“‘To ban TikTok is to put a Band-Aid on maybe a small scab versus what’s happening in the whole social media landscape.’ ”
That was Rep. Jamaal Bowman speaking on MSNBC’s PoliticsNation on Sunday, just days after TikTok CEO Shou Zi Chew testified before House lawmakers about data privacy concerns tied to the popular video-sharing app.
“We need to take a step back,” he continued. “And if we really want to really analyze social media, the harms the happen on Facebook, Twitter, YouTube, Google, Microsoft, Amazon, I can argue, are far worse than what TikTok has presented.”
Concerns that data from TikTok’s 150 million American users could be shared with the Chinese government are driving bills in Congress that could end up banning the app, which is owned by Beijing-based ByteDance.
The Biden administration reportedly has told TikTok’s Chinese owners to sell their stakes in the popular video-sharing app or face a ban in the U.S. And the administration also has said it supports legislation from Democratic Sen. Mark Warner of Virginia and Republican Sen. John Thune of South Dakota that could result in a ban.
Read more: TikTok CEO criticized by Democrats and Republicans at hearing, as bill that could ban app picks up more supporters
And: Why Thursday’s House hearing on TikTok was different than previous tech beatdowns
Speaker Kevin McCarthy tweeted on Sunday that the House will be moving forward with a TikTok ban, accusing the app of giving China access to users’ data, including that of Americans.
But Bowman pushed for lawmakers to focus on a broader security package that would protect data and privacy on all social media platforms.

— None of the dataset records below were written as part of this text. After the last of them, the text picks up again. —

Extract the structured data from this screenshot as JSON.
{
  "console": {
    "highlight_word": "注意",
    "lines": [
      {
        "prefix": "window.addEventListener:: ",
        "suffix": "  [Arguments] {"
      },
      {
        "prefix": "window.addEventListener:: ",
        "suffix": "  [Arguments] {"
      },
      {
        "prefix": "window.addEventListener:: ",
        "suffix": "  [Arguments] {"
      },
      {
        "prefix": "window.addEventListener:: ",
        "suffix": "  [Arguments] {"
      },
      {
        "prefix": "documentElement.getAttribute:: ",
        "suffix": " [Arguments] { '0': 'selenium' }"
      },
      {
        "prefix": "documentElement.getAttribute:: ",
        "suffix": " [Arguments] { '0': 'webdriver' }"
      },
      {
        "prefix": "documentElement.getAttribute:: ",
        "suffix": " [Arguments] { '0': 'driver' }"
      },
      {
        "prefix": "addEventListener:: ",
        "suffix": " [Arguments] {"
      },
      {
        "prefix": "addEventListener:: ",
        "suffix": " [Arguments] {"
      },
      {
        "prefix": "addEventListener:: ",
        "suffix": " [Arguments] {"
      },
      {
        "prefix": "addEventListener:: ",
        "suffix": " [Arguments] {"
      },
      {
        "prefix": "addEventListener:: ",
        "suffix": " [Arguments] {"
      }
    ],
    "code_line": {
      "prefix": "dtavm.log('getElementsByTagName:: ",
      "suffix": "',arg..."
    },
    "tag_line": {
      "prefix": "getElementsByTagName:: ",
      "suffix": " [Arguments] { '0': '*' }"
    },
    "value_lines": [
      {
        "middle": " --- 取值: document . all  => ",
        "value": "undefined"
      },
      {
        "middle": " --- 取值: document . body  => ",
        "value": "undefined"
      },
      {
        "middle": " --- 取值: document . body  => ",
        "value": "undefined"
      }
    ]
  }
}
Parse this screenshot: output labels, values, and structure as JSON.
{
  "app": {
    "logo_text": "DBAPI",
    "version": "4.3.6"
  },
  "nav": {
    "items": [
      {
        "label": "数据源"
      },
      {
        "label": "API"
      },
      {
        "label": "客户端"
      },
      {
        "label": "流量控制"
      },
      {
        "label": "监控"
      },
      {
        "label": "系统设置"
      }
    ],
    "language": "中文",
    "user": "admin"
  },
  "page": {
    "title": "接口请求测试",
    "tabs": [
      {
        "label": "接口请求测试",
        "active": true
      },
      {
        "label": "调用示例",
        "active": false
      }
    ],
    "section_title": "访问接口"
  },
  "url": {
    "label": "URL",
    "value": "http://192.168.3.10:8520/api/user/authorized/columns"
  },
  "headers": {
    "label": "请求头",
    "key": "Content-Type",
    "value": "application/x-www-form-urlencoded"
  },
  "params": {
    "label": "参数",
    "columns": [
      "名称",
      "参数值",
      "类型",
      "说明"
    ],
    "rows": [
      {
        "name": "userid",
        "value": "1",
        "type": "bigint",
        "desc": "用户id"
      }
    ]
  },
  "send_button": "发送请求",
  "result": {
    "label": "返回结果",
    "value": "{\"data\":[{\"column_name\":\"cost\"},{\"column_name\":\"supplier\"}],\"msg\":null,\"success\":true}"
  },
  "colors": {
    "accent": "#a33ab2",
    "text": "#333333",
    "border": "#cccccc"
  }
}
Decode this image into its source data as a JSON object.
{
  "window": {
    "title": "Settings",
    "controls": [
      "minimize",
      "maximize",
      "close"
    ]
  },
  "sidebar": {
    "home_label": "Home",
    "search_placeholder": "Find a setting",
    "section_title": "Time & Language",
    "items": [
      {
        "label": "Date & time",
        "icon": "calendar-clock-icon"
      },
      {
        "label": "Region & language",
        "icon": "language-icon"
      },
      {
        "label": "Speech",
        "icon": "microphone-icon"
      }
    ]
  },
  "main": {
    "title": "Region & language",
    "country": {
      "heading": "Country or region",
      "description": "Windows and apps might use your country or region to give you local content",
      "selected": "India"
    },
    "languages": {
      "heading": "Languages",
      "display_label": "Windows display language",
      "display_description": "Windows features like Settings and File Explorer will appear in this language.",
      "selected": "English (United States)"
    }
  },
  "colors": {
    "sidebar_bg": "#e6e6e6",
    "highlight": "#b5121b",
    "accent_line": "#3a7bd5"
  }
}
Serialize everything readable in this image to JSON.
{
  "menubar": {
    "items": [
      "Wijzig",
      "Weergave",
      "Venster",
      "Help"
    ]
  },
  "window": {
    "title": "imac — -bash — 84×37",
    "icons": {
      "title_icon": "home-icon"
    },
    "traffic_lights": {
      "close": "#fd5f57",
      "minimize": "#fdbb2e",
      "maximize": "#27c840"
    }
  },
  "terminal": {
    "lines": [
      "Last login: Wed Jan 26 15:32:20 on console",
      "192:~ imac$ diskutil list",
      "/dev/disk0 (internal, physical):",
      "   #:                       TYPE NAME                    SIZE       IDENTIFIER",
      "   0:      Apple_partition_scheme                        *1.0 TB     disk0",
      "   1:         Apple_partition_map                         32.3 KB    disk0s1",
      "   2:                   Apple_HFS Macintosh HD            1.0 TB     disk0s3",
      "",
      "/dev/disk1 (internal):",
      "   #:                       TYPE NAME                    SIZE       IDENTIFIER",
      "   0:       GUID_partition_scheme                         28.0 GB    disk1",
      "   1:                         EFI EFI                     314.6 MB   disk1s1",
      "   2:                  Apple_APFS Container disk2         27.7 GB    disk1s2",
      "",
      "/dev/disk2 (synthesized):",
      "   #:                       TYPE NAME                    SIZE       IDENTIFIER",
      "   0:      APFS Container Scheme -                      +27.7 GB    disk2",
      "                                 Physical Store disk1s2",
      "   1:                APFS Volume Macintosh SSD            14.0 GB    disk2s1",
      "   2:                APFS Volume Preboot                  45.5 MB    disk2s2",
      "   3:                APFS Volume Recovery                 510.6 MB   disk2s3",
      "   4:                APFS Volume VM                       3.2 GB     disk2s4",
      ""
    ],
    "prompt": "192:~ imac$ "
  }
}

He accused Republicans of “fear-mongering tactics to display themselves as strong lawmakers” — such as being tough on China with TikTok. And he said he was “disappointed that some Democratic lawmakers are responding to them and acquiescing to this rhetoric.”
Opinion: Instead of banning TikTok, Congress should do its actual job
“We need a national data privacy piece of legislation,” Bowman said. “And that’s we should be focused on, not scapegoating TikTok.”